The Low Velocity Friction Apparatus (LVFA) is used to measure the coefficient of friction test lubricants under various loads, temperatures, and sliding speeds. The LVFA consists of a flat SEA 1020 steel surface (diameter 1.5 in.) which is attached to a drive shaft and rotated over a stationary, raised, narrow ringed SAE 1020 steel surface (area 0.08 in.2). Both surfaces are submerged in the test lubricant. Friction between the steel surfaces is measured as a function of the sliding speed at a lubricant temperature of 250° F. The friction between the rubbing surfaces is measured using a torque arm-strain gauge system. The strain gauge output, which is calibrated to be equal to the coefficient of friction, is fed to the Y axis of an X-Y plotter. The speed signal from the tachometer-generator is fed to the X-axis. To minimize external friction, the piston is supported by an air bearing. The normal force loading the rubbing surfaces is regulated by air pressure on the bottom of the piston. The drive system consists of an infinitely variable-speed hydraulic transmission driven by a 1/2 HP electric motor. To vary the sliding speed, the output speed of the transmission is regulated by a lever-cammomotor arrangement.
The rubbing surfaces and 12-13 ml of test lubricants are placed on the LVFA. A 240 psi load is applied and the sliding speed is maintained at 40 ppm at ambient temperature for a few minutes. A plot for coefficients of friction (Uk) vs. speed were taken at 240, 300, 400, and 500 psi. Freshly polished steel specimens are used for each run. The surface of the steel is paralled ground to 4 to 8 microinches. The results in Tables 1 and 2 refer to percent reduction in friction compared to the unmodified oil. That is, the formulation mentioned above was tested without the compound of this invention and this became the basis for comparison.
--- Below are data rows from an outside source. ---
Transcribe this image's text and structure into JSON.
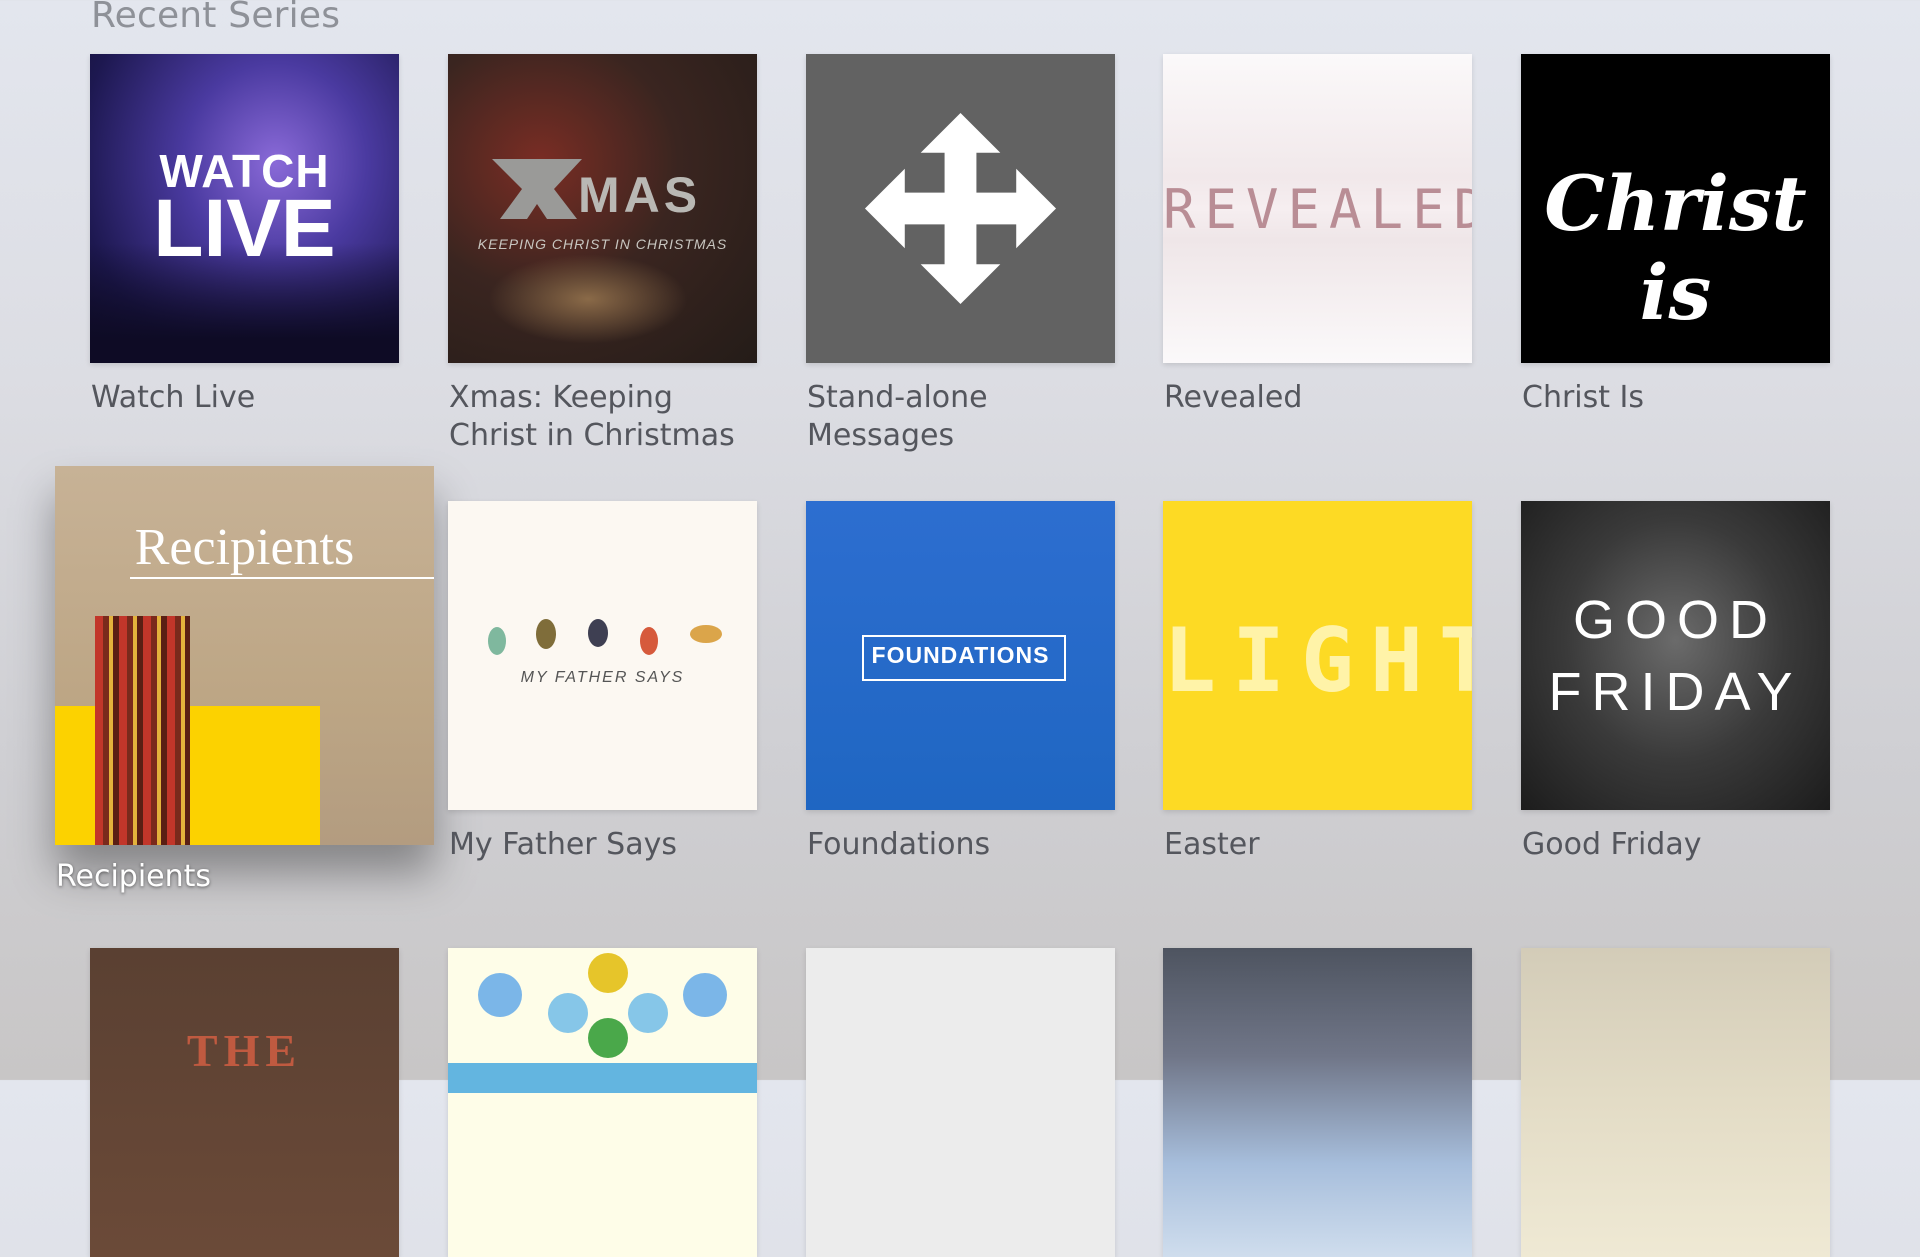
{
  "section": {
    "title": "Recent Series"
  },
  "series": [
    {
      "label": "Watch Live",
      "art": {
        "line1": "WATCH",
        "line2": "LIVE"
      }
    },
    {
      "label": "Xmas: Keeping Christ in Christmas",
      "art": {
        "title": "MAS",
        "subtitle": "KEEPING CHRIST IN CHRISTMAS"
      }
    },
    {
      "label": "Stand-alone Messages",
      "art": {
        "icon": "move-arrows-icon"
      }
    },
    {
      "label": "Revealed",
      "art": {
        "title": "REVEALED"
      }
    },
    {
      "label": "Christ Is",
      "art": {
        "title": "Christ is"
      }
    },
    {
      "label": "Recipients",
      "art": {
        "title": "Recipients"
      },
      "focused": true
    },
    {
      "label": "My Father Says",
      "art": {
        "title": "MY FATHER SAYS"
      }
    },
    {
      "label": "Foundations",
      "art": {
        "title": "FOUNDATIONS"
      }
    },
    {
      "label": "Easter",
      "art": {
        "title": "LIGHT"
      }
    },
    {
      "label": "Good Friday",
      "art": {
        "line1": "GOOD",
        "line2": "FRIDAY"
      }
    },
    {
      "label": "",
      "art": {
        "title": "THE"
      }
    },
    {
      "label": "",
      "art": {}
    },
    {
      "label": "",
      "art": {}
    },
    {
      "label": "",
      "art": {}
    },
    {
      "label": "",
      "art": {}
    }
  ],
  "colors": {
    "foundations": "#1f66c2",
    "easter": "#fdda24",
    "christ_is": "#000000"
  }
}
The results were obtained at 250° F. and 500 psi.
TABLE 1______________________________________Frictional Response of Sulfurized Carboxylates of Alkyl Diamines Percent Change or Additive Reduction Conc., in Coefficient of FrictionCOMPOSITION Wt. % 5 Ft./Min. 30 Ft./Min.______________________________________Base blend-fully formulated -- 0 0SAE 5W-30 synthetic oil(containing detergent/disper-sant/inhibitor packageExample 2 plus Base Blend 2 51 41Example 4 plus Base Blend 2 39 26Example 6 plus Base Blend 2 41 3 1 30 25Example 8 plus Base Blend 2 43 32______________________________________
TABLE 2______________________________________Frictional Response of Sulfurized Carboxylates of Alkyl Diamines Percent Change or Additive Reduction Conc., in Coefficient of FrictionCOMPOSITION Wt. % 5 Ft./Min. 30 Ft./Min.______________________________________Base blend-fully formulated -- 0 0SAE 10W-40 mineral oil(containing detergent/disper-sant/inhibitor packageExample 2 plus Base Blend 2 38 27Example 4 plus Base Blend 1 48 37Example 6 plus Base Blend 2 44 26 1 37 20Example 8 plus Base Blend 2 47 37 1 34 19______________________________________